* _Records provided_
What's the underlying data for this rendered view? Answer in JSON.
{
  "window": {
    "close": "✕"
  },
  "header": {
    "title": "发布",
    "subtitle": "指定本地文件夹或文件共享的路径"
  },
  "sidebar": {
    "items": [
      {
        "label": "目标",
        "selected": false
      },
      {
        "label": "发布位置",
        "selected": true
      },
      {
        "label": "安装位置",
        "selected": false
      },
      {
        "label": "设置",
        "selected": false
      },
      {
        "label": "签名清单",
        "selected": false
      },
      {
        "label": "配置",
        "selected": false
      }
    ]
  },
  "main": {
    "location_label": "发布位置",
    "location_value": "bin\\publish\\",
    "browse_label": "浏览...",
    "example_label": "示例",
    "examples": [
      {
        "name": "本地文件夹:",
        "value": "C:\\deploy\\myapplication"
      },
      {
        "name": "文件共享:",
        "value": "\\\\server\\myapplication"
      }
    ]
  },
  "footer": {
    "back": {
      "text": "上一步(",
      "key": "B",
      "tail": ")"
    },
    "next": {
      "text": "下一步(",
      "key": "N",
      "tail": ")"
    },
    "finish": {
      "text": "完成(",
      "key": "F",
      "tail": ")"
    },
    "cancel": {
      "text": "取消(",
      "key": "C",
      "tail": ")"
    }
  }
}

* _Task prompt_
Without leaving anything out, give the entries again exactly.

* _Your solution_
What's the underlying data for this rendered view? Answer in JSON.
{
  "window": {
    "close": "✕"
  },
  "header": {
    "title": "发布",
    "subtitle": "指定本地文件夹或文件共享的路径"
  },
  "sidebar": {
    "items": [
      {
        "label": "目标",
        "selected": false
      },
      {
        "label": "发布位置",
        "selected": true
      },
      {
        "label": "安装位置",
        "selected": false
      },
      {
        "label": "设置",
        "selected": false
      },
      {
        "label": "签名清单",
        "selected": false
      },
      {
        "label": "配置",
        "selected": false
      }
    ]
  },
  "main": {
    "location_label": "发布位置",
    "location_value": "bin\\publish\\",
    "browse_label": "浏览...",
    "example_label": "示例",
    "examples": [
      {
        "name": "本地文件夹:",
        "value": "C:\\deploy\\myapplication"
      },
      {
        "name": "文件共享:",
        "value": "\\\\server\\myapplication"
      }
    ]
  },
  "footer": {
    "back": {
      "text": "上一步(",
      "key": "B",
      "tail": ")"
    },
    "next": {
      "text": "下一步(",
      "key": "N",
      "tail": ")"
    },
    "finish": {
      "text": "完成(",
      "key": "F",
      "tail": ")"
    },
    "cancel": {
      "text": "取消(",
      "key": "C",
      "tail": ")"
    }
  }
}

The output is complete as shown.